● **EXERCISE BRIEF**: Where a picture appears, skip it; print everything else in the records exactly as it stands.

● **RECORDS FOR THE TASK**:

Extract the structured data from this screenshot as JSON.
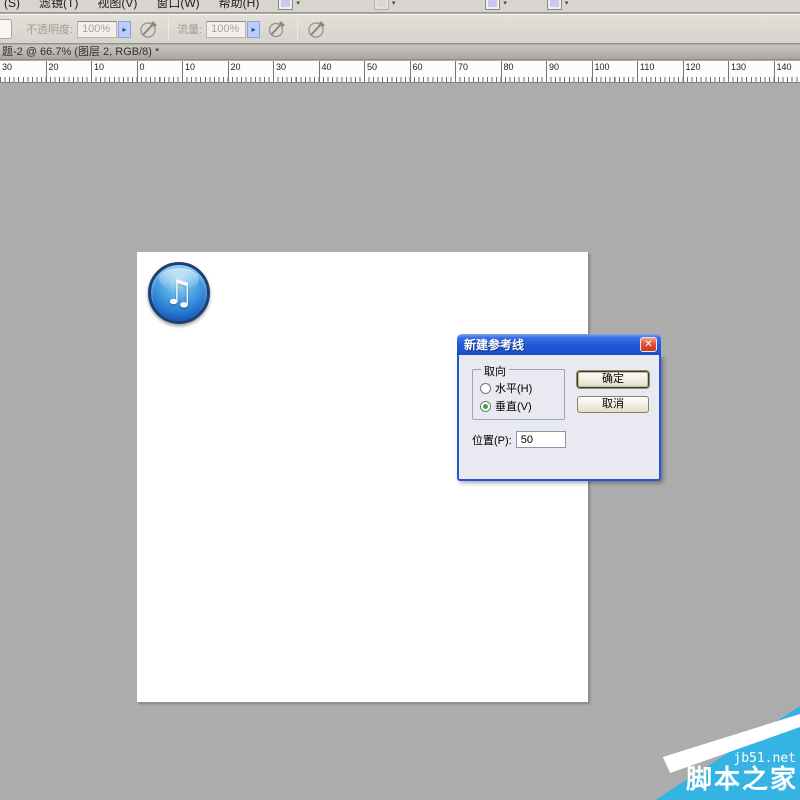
{
  "menu_bar": {
    "items": [
      "(S)",
      "滤镜(T)",
      "视图(V)",
      "窗口(W)",
      "帮助(H)"
    ]
  },
  "options_bar": {
    "opacity_label": "不透明度:",
    "opacity_value": "100%",
    "opacity_arrow": "▸",
    "flow_label": "流量:",
    "flow_value": "100%",
    "flow_arrow": "▸"
  },
  "document_window": {
    "title": "题-2 @ 66.7% (图层 2, RGB/8) *"
  },
  "ruler": {
    "unit_labels": [
      "30",
      "20",
      "10",
      "0",
      "10",
      "20",
      "30",
      "40",
      "50",
      "60",
      "70",
      "80",
      "90",
      "100",
      "110",
      "120",
      "130",
      "140"
    ]
  },
  "canvas": {
    "icon": "itunes-music-note",
    "note_glyph": "♫"
  },
  "dialog": {
    "title": "新建参考线",
    "close_glyph": "✕",
    "orientation_group_label": "取向",
    "radio_horizontal_label": "水平(H)",
    "radio_vertical_label": "垂直(V)",
    "selected_orientation": "vertical",
    "position_label": "位置(P):",
    "position_value": "50",
    "ok_label": "确定",
    "cancel_label": "取消",
    "title_bar_color": "#2258d8",
    "close_button_color": "#e35338"
  },
  "watermark": {
    "site": "jb51.net",
    "brand": "脚本之家",
    "accent_color": "#35b4e4"
  }
}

● **EXERCISE ANSWER**:
Extract the structured data from this screenshot as JSON.
{
  "menu_bar": {
    "items": [
      "(S)",
      "滤镜(T)",
      "视图(V)",
      "窗口(W)",
      "帮助(H)"
    ]
  },
  "options_bar": {
    "opacity_label": "不透明度:",
    "opacity_value": "100%",
    "opacity_arrow": "▸",
    "flow_label": "流量:",
    "flow_value": "100%",
    "flow_arrow": "▸"
  },
  "document_window": {
    "title": "题-2 @ 66.7% (图层 2, RGB/8) *"
  },
  "ruler": {
    "unit_labels": [
      "30",
      "20",
      "10",
      "0",
      "10",
      "20",
      "30",
      "40",
      "50",
      "60",
      "70",
      "80",
      "90",
      "100",
      "110",
      "120",
      "130",
      "140"
    ]
  },
  "canvas": {
    "icon": "itunes-music-note",
    "note_glyph": "♫"
  },
  "dialog": {
    "title": "新建参考线",
    "close_glyph": "✕",
    "orientation_group_label": "取向",
    "radio_horizontal_label": "水平(H)",
    "radio_vertical_label": "垂直(V)",
    "selected_orientation": "vertical",
    "position_label": "位置(P):",
    "position_value": "50",
    "ok_label": "确定",
    "cancel_label": "取消",
    "title_bar_color": "#2258d8",
    "close_button_color": "#e35338"
  },
  "watermark": {
    "site": "jb51.net",
    "brand": "脚本之家",
    "accent_color": "#35b4e4"
  }
}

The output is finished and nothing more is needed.